Suppose you have 60Hz at 1 ampere (377 amps/second), 1 meter away from your PCB. Assume your PCB as 1 cm^2 loop at the input. How much interference will you pick up?
V = 2e-7 * Area/Distance * dI/dT
= 2e-7 * (1cm * 1cm)/ 1 meter * 377
= 2e-7 * 1e-4 * 377
= 1e-11 * 800
= about 8 nanoVolts.
If the distance is closer, you get more trash.
If the PCB area, or the differential-wiring area, is greater, you get more trash.
If the 60Hz has current surges from rectifier diodes (usually near the sin wave peaks), you get more trash.
If the current is from a black brick switch-reg, the dI/dT easily is 1,000X faster, and you get more trash.
What are the degrees-of-freedom, to reduce Vinduce and/or reduce risks?
ensure all power cords have the hot and return wires very close (as power cords are made) and have the hot/return wires be twisted-pairs
have input-surge-filtering on all 60Hz power supplies, so the rectifier diode surges are not 10amps/10 microseconds but more like 10 amps / 1 millisecond.

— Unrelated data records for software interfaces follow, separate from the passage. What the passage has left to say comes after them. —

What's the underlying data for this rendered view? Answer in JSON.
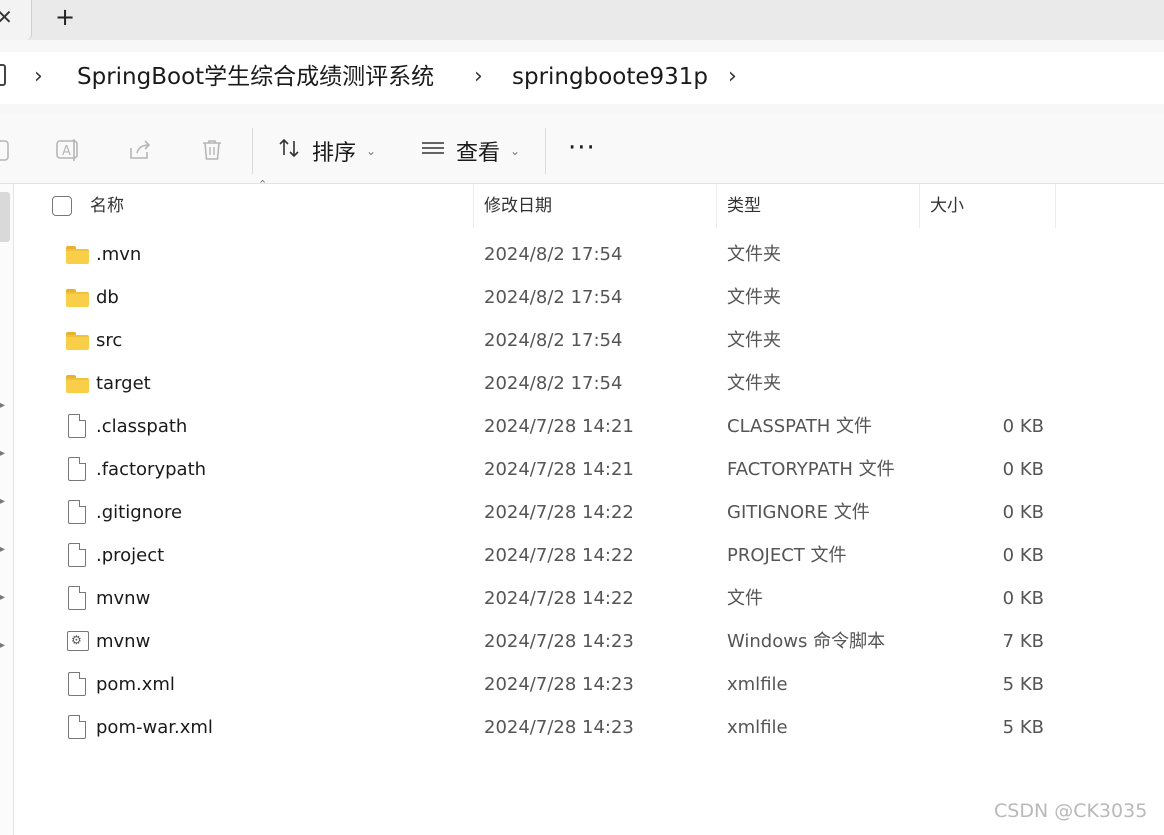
{
  "tabs": {
    "new_tab_label": "+",
    "close_glyph": "✕"
  },
  "breadcrumb": {
    "items": [
      "SpringBoot学生综合成绩测评系统",
      "springboote931p"
    ]
  },
  "toolbar": {
    "sort_label": "排序",
    "view_label": "查看",
    "more_label": "···"
  },
  "header": {
    "name": "名称",
    "date": "修改日期",
    "type": "类型",
    "size": "大小"
  },
  "files": [
    {
      "name": ".mvn",
      "date": "2024/8/2 17:54",
      "type": "文件夹",
      "size": "",
      "icon": "folder-icon"
    },
    {
      "name": "db",
      "date": "2024/8/2 17:54",
      "type": "文件夹",
      "size": "",
      "icon": "folder-icon"
    },
    {
      "name": "src",
      "date": "2024/8/2 17:54",
      "type": "文件夹",
      "size": "",
      "icon": "folder-icon"
    },
    {
      "name": "target",
      "date": "2024/8/2 17:54",
      "type": "文件夹",
      "size": "",
      "icon": "folder-icon"
    },
    {
      "name": ".classpath",
      "date": "2024/7/28 14:21",
      "type": "CLASSPATH 文件",
      "size": "0 KB",
      "icon": "file-icon"
    },
    {
      "name": ".factorypath",
      "date": "2024/7/28 14:21",
      "type": "FACTORYPATH 文件",
      "size": "0 KB",
      "icon": "file-icon"
    },
    {
      "name": ".gitignore",
      "date": "2024/7/28 14:22",
      "type": "GITIGNORE 文件",
      "size": "0 KB",
      "icon": "file-icon"
    },
    {
      "name": ".project",
      "date": "2024/7/28 14:22",
      "type": "PROJECT 文件",
      "size": "0 KB",
      "icon": "file-icon"
    },
    {
      "name": "mvnw",
      "date": "2024/7/28 14:22",
      "type": "文件",
      "size": "0 KB",
      "icon": "file-icon"
    },
    {
      "name": "mvnw",
      "date": "2024/7/28 14:23",
      "type": "Windows 命令脚本",
      "size": "7 KB",
      "icon": "cmd-script-icon"
    },
    {
      "name": "pom.xml",
      "date": "2024/7/28 14:23",
      "type": "xmlfile",
      "size": "5 KB",
      "icon": "file-icon"
    },
    {
      "name": "pom-war.xml",
      "date": "2024/7/28 14:23",
      "type": "xmlfile",
      "size": "5 KB",
      "icon": "file-icon"
    }
  ],
  "watermark": "CSDN @CK3035",
  "colors": {
    "folder": "#f9cf4a",
    "toolbar_bg": "#f9f9f9",
    "tabstrip_bg": "#eaeaea"
  }
}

have steel shielding (thin galvanized steel) around all switching supplies
lay out your PCB with +/- traces only 10mils apart
now about those skin-sensor conductive pads and the wiring: enormously vulnerable to magnetic fields and to electric fields---- its a tough world.
Notice the computed level is 8 nV @ 60 Hz. For a setup that has the HOT power wire at infinite distance from the RETURN power wire. Normal power cords have the HOT next to (2mm apart) the RETURN wire, thus expect another 10:1 or 100:1 reduction. This is why high-end-audiophiles use special power cords, when their power-amplifiers draw 100 amp peaks, with ugly fast diode-turnon current-surges.
By the way, the initial formula comes from
Vinduce = [MUo * MUr * Area / (2 * pi * Distance)] / dI/dT
in this topology
simulate this circuit – Schematic created using CircuitLab